Seamus Ruddy's family have 'mixed emotions' after human remains find
The family of the Disappeared victim, Seamus Ruddy, have expressed mixed emotions after human remains were found during a new search for him in France.
Mr Ruddy, 33, was murdered and secretly buried in 1985 by the Irish National Liberation Army (INLA).
On Saturday, investigators found human remains near Rouen, although formal identification has yet to take place.
His sister, Anne Morgan, has thanked the team and the French authorities for facilitating the search.
Speaking from France, Mrs Morgan said her family was "delighted" by the discovery, but would now await the formal identification process.
"We just want to take Seamus home and give him a Christian burial with his parents, Molly and John."
She added that they were conscious that there are three other families of Disappeared victims who have yet to find their loved ones.
Chief investigator, Jon Hill, said Mrs Morgan was both upset and pleased when she was told.

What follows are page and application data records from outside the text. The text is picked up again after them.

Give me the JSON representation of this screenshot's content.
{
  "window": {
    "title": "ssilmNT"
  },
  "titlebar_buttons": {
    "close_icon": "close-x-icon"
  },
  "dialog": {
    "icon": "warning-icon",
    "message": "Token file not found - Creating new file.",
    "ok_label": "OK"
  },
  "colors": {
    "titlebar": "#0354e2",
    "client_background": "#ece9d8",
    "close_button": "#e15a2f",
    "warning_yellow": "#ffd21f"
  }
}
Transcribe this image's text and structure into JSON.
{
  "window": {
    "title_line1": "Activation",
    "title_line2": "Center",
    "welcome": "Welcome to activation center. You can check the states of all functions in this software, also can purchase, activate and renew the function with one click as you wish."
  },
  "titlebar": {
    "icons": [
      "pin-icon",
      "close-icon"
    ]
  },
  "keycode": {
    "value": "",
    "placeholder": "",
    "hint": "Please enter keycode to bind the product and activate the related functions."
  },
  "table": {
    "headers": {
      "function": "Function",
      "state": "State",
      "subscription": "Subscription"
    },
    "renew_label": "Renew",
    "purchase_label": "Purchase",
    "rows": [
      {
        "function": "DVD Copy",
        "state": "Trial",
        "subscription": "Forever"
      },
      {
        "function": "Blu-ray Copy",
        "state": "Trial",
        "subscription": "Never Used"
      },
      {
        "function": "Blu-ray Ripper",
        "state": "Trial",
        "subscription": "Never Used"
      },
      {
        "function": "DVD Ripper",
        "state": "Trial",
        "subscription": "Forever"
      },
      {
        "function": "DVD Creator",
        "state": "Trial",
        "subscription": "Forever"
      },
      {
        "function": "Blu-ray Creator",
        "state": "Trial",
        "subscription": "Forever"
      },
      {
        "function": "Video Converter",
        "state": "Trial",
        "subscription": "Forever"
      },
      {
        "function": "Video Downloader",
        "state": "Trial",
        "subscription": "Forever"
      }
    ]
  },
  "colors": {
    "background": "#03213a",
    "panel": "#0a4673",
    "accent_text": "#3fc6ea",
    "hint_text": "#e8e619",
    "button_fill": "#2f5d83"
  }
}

She was the only member of the family to travel to the search site in France, and was on her way home when the news broke on Saturday morning.
Mr Hill said she has now been able to extend her stay in France, but has not yet been permitted to visit the scene of the discovery in Foret Domaniale, as recovery work is ongoing.
Other members of the family were at home in Newry, County Down, when the discovery was confirmed.
Mr Ruddy's brother, Terry, said: "When I got the news this morning I could have danced and cried - and I did cry.
"I didn't quite dance, but it was a hugely emotional moment."
Mr Ruddy was working as an English teacher in Paris when he went missing.
He was one of 16 people known as the Disappeared who were murdered and secretly buried by republicans during Northern Ireland's Troubles.
The INLA admitted responsibility for the killing 10 years after Mr Ruddy's death.
On Saturday, his siblings spoke to Irish broadcaster RTÉ as they gathered at their parents' grave in Newry.
Their missing brother's name was included on the gravestone some years ago - at their mother's request before her death.
Mr Ruddy's sister, Gertie, said she always believed his body would be found.
"I had a gut feeling this time," she said.
This latest search began in France on Tuesday after new information was passed to the Independent Commission for the Location of Victims Remains (ICLVR).
The organisation was set up after the 1998 Good Friday Agreement, in a bid to relieve the torment of families who did not know what had become of their loved ones.
The new information it received was passed on by the Irish Republican Socialist Party (IRSP) - a political group linked to the INLA.
Sources in the IRSP claim that before his death, Mr Ruddy went willingly with INLA members from Paris to the wooded area, where there was a weapons dump.
What happened among the group is not clear but Mr Ruddy was shot dead and secretly buried.
Standing in the Newry graveyard, another of his brothers, Kieran, indicated that the family had long accepted that he was dead.
"My mother went as far as to have his name inscribed on the headstone you see behind us," he said.
"That was her wish - that he would be remembered whether we found him or not."